The interview with Faye Yip was led by Nils Klug in the context of a Workshop on Ba duan jin given by Faye in the Tai Chi Studio, Hannover, in Summer 2016.
The interview with Faye Yip part 5 – QIGONG (and Kids Wushu)
My Grandfather, that’s my father’s father, he was trained in traditional martial arts, but he used Qigong in a healing way. He worked and used Qigong in hospitals all his life. A lot of my Qigong work, my early Qigong ideas, were inspired by my grandfather. When I was small and he raised me for three years, I used to watch him treating his patients at a hospital. At that time it looked funny – why, how can you just use Qi to heal? I understand it now, but when I was small and I had my tummy upset, he would just massage on my back to do something. And then it is just gone and it is like magic. – You do not take any pills. So a lot of seeds for the healing power of Qigong were sowed into me and kind of grew back in me in later years. So that is what in my school we cover more or less. On the sideline, I still love some fast and powerful stuff, so I have a small Wushu squad for children – not a big squad but just to keep the youngsters a little bit something to work on to improve and for joy, like what I had: to experience the joy of being active, being disciplined and respect and all of that.
Did you already practice Qigong at the time you were beginning to teach?
At that time we used simple Tai Chi “static” – I wouldn’t say static but almost like standing still – postures to warm up to warm up to prepare for Tai Chi. It’s a Tai Chi movement based Qigong. The projection of the Energy is Qigong energy but we didn’t have a set of Qigong movements until later my father introduced the Eight pieces of Brocade. This is the earlier or traditional version than the Health Qigong later on. So we have been practicing the older version of Eight pieces of Brocades since my father, I think in the 90s/mid 90s – I was already teaching a bit in the UK then – he introduced the classic ba duan jin, Eight pieces of Brocade. Ever since we have always used that as part of our class and practice until obviously the Qigong repertoire expanded a little bit more.

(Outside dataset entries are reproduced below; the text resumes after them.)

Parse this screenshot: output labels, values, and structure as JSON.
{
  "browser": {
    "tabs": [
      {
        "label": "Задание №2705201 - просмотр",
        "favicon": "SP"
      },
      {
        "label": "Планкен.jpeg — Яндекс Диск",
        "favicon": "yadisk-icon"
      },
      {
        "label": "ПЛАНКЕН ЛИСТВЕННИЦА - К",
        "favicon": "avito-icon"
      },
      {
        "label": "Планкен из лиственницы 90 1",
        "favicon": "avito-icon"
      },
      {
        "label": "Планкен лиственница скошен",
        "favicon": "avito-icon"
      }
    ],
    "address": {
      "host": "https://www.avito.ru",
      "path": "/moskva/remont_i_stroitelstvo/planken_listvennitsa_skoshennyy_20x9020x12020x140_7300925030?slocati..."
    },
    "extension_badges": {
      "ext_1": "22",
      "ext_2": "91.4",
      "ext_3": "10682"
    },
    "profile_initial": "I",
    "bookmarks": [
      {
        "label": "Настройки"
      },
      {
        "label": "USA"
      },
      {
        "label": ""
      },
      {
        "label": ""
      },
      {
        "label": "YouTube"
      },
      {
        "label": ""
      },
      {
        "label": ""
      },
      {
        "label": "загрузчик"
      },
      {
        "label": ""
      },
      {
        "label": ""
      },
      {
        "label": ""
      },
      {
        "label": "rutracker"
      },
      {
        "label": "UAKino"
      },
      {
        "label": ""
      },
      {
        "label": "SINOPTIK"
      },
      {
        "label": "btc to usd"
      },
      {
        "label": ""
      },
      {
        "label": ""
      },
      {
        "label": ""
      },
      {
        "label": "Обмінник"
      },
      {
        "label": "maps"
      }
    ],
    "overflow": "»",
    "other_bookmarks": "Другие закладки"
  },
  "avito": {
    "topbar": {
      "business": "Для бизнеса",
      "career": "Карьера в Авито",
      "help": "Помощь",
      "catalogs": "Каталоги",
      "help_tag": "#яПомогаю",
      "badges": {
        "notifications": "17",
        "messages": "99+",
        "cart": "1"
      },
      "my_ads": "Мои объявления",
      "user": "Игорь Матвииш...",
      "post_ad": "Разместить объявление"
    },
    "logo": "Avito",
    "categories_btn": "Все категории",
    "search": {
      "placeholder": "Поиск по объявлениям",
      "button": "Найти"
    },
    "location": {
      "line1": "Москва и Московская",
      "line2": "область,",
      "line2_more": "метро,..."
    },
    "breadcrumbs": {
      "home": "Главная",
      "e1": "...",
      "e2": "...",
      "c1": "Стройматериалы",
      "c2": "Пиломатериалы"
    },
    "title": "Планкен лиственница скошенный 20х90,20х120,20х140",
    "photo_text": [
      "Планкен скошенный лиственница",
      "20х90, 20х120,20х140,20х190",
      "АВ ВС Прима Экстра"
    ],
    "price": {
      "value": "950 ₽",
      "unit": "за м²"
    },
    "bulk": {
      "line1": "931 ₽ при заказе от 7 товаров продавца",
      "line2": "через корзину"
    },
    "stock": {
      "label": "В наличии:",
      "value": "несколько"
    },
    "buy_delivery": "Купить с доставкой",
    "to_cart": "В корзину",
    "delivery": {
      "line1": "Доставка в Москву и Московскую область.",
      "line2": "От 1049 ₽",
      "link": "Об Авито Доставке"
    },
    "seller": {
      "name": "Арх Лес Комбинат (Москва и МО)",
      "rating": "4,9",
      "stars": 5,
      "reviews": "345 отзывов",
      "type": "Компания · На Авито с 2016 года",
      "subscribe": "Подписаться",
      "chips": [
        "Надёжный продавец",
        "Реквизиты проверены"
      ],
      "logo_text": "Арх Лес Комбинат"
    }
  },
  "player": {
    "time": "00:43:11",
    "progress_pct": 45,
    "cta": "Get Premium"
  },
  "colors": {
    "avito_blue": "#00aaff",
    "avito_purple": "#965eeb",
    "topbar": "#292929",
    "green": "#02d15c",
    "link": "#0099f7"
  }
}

Images: Faye Yip and Taiji Forum
The interview with Faye Yip part 6 – The British Health Qigong Association
The interview with Faye Yip part 4 – own school and the repertoire

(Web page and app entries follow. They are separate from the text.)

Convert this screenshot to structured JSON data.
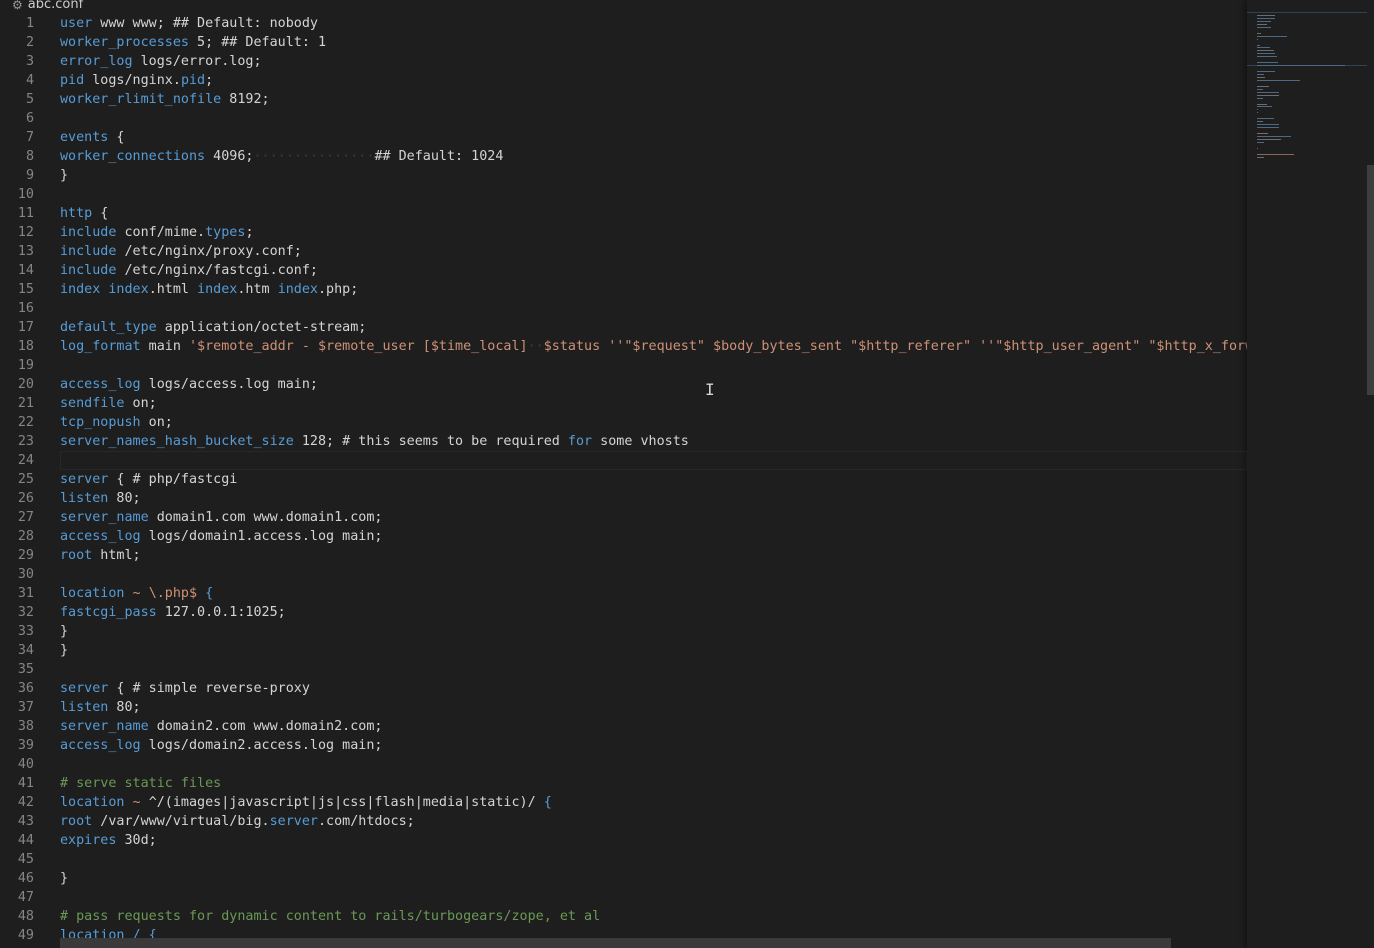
{
  "tab": {
    "filename": "abc.conf",
    "icon": "gear-icon"
  },
  "lines": [
    {
      "n": "1",
      "segs": [
        {
          "t": "user",
          "c": "k"
        },
        {
          "t": " www www; ## Default: nobody"
        }
      ]
    },
    {
      "n": "2",
      "segs": [
        {
          "t": "worker_processes",
          "c": "k"
        },
        {
          "t": " 5; ## Default: 1"
        }
      ]
    },
    {
      "n": "3",
      "segs": [
        {
          "t": "error_log",
          "c": "k"
        },
        {
          "t": " logs/error.log;"
        }
      ]
    },
    {
      "n": "4",
      "segs": [
        {
          "t": "pid",
          "c": "k"
        },
        {
          "t": " logs/nginx."
        },
        {
          "t": "pid",
          "c": "k"
        },
        {
          "t": ";"
        }
      ]
    },
    {
      "n": "5",
      "segs": [
        {
          "t": "worker_rlimit_nofile",
          "c": "k"
        },
        {
          "t": " 8192;"
        }
      ]
    },
    {
      "n": "6",
      "segs": []
    },
    {
      "n": "7",
      "segs": [
        {
          "t": "events",
          "c": "k"
        },
        {
          "t": " {"
        }
      ]
    },
    {
      "n": "8",
      "segs": [
        {
          "t": "worker_connections",
          "c": "k"
        },
        {
          "t": " 4096;"
        },
        {
          "t": "···············",
          "c": "ws"
        },
        {
          "t": "## Default: 1024"
        }
      ]
    },
    {
      "n": "9",
      "segs": [
        {
          "t": "}"
        }
      ]
    },
    {
      "n": "10",
      "segs": []
    },
    {
      "n": "11",
      "segs": [
        {
          "t": "http",
          "c": "k"
        },
        {
          "t": " {"
        }
      ]
    },
    {
      "n": "12",
      "segs": [
        {
          "t": "include",
          "c": "k"
        },
        {
          "t": " conf/mime."
        },
        {
          "t": "types",
          "c": "k"
        },
        {
          "t": ";"
        }
      ]
    },
    {
      "n": "13",
      "segs": [
        {
          "t": "include",
          "c": "k"
        },
        {
          "t": " /etc/nginx/proxy.conf;"
        }
      ]
    },
    {
      "n": "14",
      "segs": [
        {
          "t": "include",
          "c": "k"
        },
        {
          "t": " /etc/nginx/fastcgi.conf;"
        }
      ]
    },
    {
      "n": "15",
      "segs": [
        {
          "t": "index",
          "c": "k"
        },
        {
          "t": " "
        },
        {
          "t": "index",
          "c": "k"
        },
        {
          "t": ".html "
        },
        {
          "t": "index",
          "c": "k"
        },
        {
          "t": ".htm "
        },
        {
          "t": "index",
          "c": "k"
        },
        {
          "t": ".php;"
        }
      ]
    },
    {
      "n": "16",
      "segs": []
    },
    {
      "n": "17",
      "segs": [
        {
          "t": "default_type",
          "c": "k"
        },
        {
          "t": " application/octet-stream;"
        }
      ]
    },
    {
      "n": "18",
      "segs": [
        {
          "t": "log_format",
          "c": "k"
        },
        {
          "t": " main "
        },
        {
          "t": "'$remote_addr - $remote_user [$time_local]",
          "c": "s"
        },
        {
          "t": "··",
          "c": "ws"
        },
        {
          "t": "$status ''\"$request\" $body_bytes_sent \"$http_referer\" ''\"$http_user_agent\" \"$http_x_forwarded_for\"';",
          "c": "s"
        }
      ]
    },
    {
      "n": "19",
      "segs": []
    },
    {
      "n": "20",
      "segs": [
        {
          "t": "access_log",
          "c": "k"
        },
        {
          "t": " logs/access.log main;"
        }
      ]
    },
    {
      "n": "21",
      "segs": [
        {
          "t": "sendfile",
          "c": "k"
        },
        {
          "t": " on;"
        }
      ]
    },
    {
      "n": "22",
      "segs": [
        {
          "t": "tcp_nopush",
          "c": "k"
        },
        {
          "t": " on;"
        }
      ]
    },
    {
      "n": "23",
      "segs": [
        {
          "t": "server_names_hash_bucket_size",
          "c": "k"
        },
        {
          "t": " 128; # this seems to be required "
        },
        {
          "t": "for",
          "c": "k"
        },
        {
          "t": " some vhosts"
        }
      ]
    },
    {
      "n": "24",
      "segs": [],
      "current": true
    },
    {
      "n": "25",
      "segs": [
        {
          "t": "server",
          "c": "k"
        },
        {
          "t": " { # php/fastcgi"
        }
      ]
    },
    {
      "n": "26",
      "segs": [
        {
          "t": "listen",
          "c": "k"
        },
        {
          "t": " 80;"
        }
      ]
    },
    {
      "n": "27",
      "segs": [
        {
          "t": "server_name",
          "c": "k"
        },
        {
          "t": " domain1.com www.domain1.com;"
        }
      ]
    },
    {
      "n": "28",
      "segs": [
        {
          "t": "access_log",
          "c": "k"
        },
        {
          "t": " logs/domain1.access.log main;"
        }
      ]
    },
    {
      "n": "29",
      "segs": [
        {
          "t": "root",
          "c": "k"
        },
        {
          "t": " html;"
        }
      ]
    },
    {
      "n": "30",
      "segs": []
    },
    {
      "n": "31",
      "segs": [
        {
          "t": "location",
          "c": "k"
        },
        {
          "t": " ~ ",
          "c": "s"
        },
        {
          "t": "\\.php$",
          "c": "s"
        },
        {
          "t": " {",
          "c": "k"
        }
      ]
    },
    {
      "n": "32",
      "segs": [
        {
          "t": "fastcgi_pass",
          "c": "k"
        },
        {
          "t": " 127.0.0.1:1025;"
        }
      ]
    },
    {
      "n": "33",
      "segs": [
        {
          "t": "}"
        }
      ]
    },
    {
      "n": "34",
      "segs": [
        {
          "t": "}"
        }
      ]
    },
    {
      "n": "35",
      "segs": []
    },
    {
      "n": "36",
      "segs": [
        {
          "t": "server",
          "c": "k"
        },
        {
          "t": " { # simple reverse-proxy"
        }
      ]
    },
    {
      "n": "37",
      "segs": [
        {
          "t": "listen",
          "c": "k"
        },
        {
          "t": " 80;"
        }
      ]
    },
    {
      "n": "38",
      "segs": [
        {
          "t": "server_name",
          "c": "k"
        },
        {
          "t": " domain2.com www.domain2.com;"
        }
      ]
    },
    {
      "n": "39",
      "segs": [
        {
          "t": "access_log",
          "c": "k"
        },
        {
          "t": " logs/domain2.access.log main;"
        }
      ]
    },
    {
      "n": "40",
      "segs": []
    },
    {
      "n": "41",
      "segs": [
        {
          "t": "# serve static files",
          "c": "c"
        }
      ]
    },
    {
      "n": "42",
      "segs": [
        {
          "t": "location",
          "c": "k"
        },
        {
          "t": " ~ ",
          "c": "s"
        },
        {
          "t": "^/(images|javascript|js|css|flash|media|static)/"
        },
        {
          "t": " {",
          "c": "k"
        }
      ]
    },
    {
      "n": "43",
      "segs": [
        {
          "t": "root",
          "c": "k"
        },
        {
          "t": " /var/www/virtual/big."
        },
        {
          "t": "server",
          "c": "k"
        },
        {
          "t": ".com/htdocs;"
        }
      ]
    },
    {
      "n": "44",
      "segs": [
        {
          "t": "expires",
          "c": "k"
        },
        {
          "t": " 30d;"
        }
      ]
    },
    {
      "n": "45",
      "segs": []
    },
    {
      "n": "46",
      "segs": [
        {
          "t": "}"
        }
      ]
    },
    {
      "n": "47",
      "segs": []
    },
    {
      "n": "48",
      "segs": [
        {
          "t": "# pass requests for dynamic content to rails/turbogears/zope, et al",
          "c": "c"
        }
      ]
    },
    {
      "n": "49",
      "segs": [
        {
          "t": "location",
          "c": "k"
        },
        {
          "t": " / {",
          "c": "k"
        }
      ]
    }
  ],
  "colors": {
    "keyword": "#569cd6",
    "string": "#ce9178",
    "comment": "#6a9955",
    "text": "#d4d4d4",
    "background": "#1e1e1e"
  }
}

The interview with Faye Yip part 2 – competition landscape in Tai Chi
The interview with Faye Yip part 3 – Moving to the UK and beginning to teach